____ Data provided

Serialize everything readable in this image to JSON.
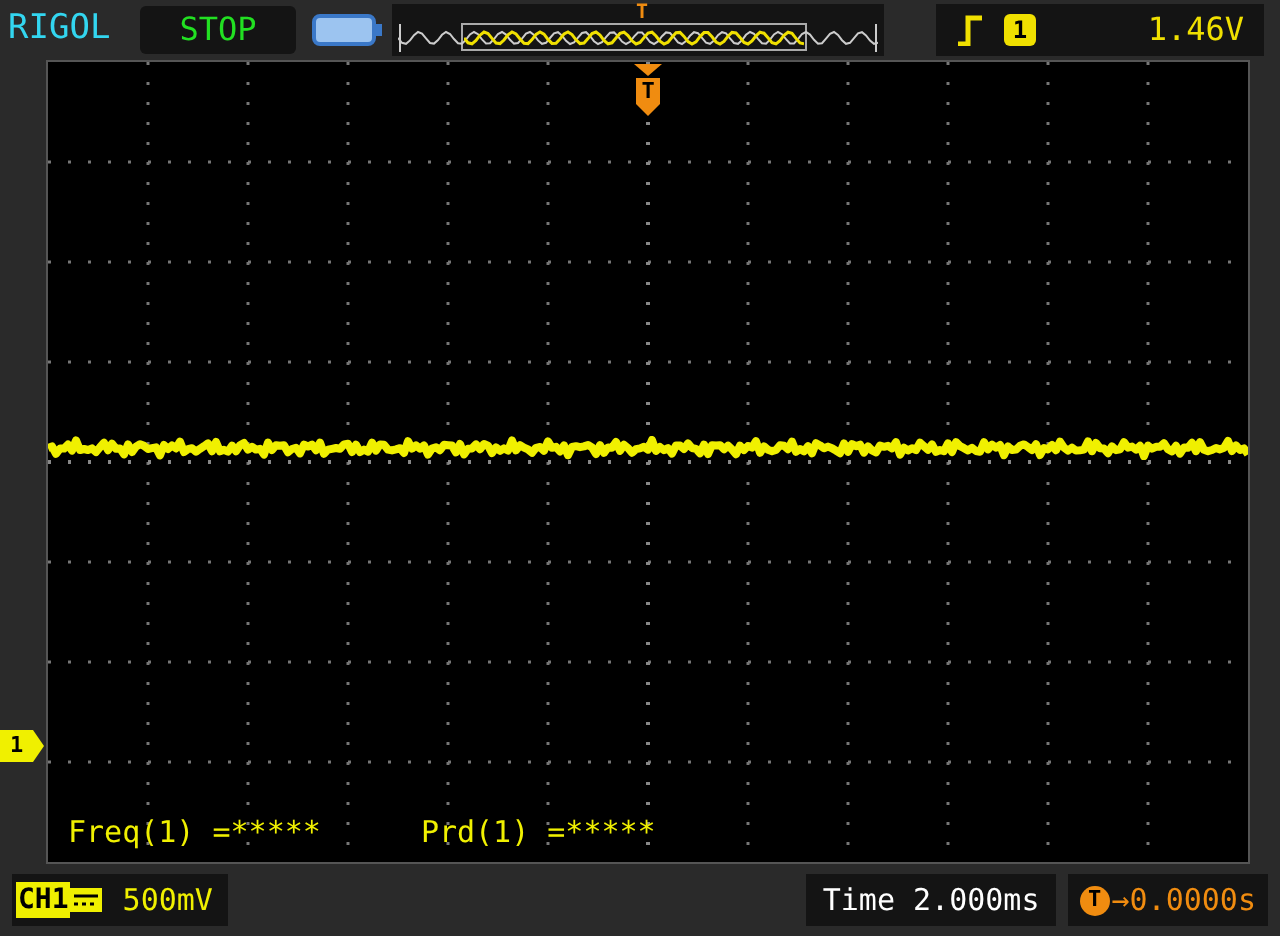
{
  "header": {
    "brand": "RIGOL",
    "run_state": {
      "kind": "stop",
      "label": "STOP"
    },
    "trigger_position_marker": "T",
    "trigger": {
      "rising_edge": true,
      "channel": "1",
      "level": "1.46V"
    }
  },
  "screen": {
    "trigger_marker": "T",
    "channel_marker": "1",
    "measurements": [
      "Freq(1) =*****",
      "Prd(1) =*****"
    ]
  },
  "footer": {
    "channel": {
      "label": "CH1",
      "dc_coupled": true,
      "scale": "500mV"
    },
    "timebase": "Time 2.000ms",
    "trigger_offset": {
      "marker": "T",
      "value": "→0.0000s"
    }
  }
}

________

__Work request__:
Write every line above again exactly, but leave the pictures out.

__Written solution__:
Serialize everything readable in this image to JSON.
{
  "header": {
    "brand": "RIGOL",
    "run_state": {
      "kind": "stop",
      "label": "STOP"
    },
    "trigger_position_marker": "T",
    "trigger": {
      "rising_edge": true,
      "channel": "1",
      "level": "1.46V"
    }
  },
  "screen": {
    "trigger_marker": "T",
    "channel_marker": "1",
    "measurements": [
      "Freq(1) =*****",
      "Prd(1) =*****"
    ]
  },
  "footer": {
    "channel": {
      "label": "CH1",
      "dc_coupled": true,
      "scale": "500mV"
    },
    "timebase": "Time 2.000ms",
    "trigger_offset": {
      "marker": "T",
      "value": "→0.0000s"
    }
  }
}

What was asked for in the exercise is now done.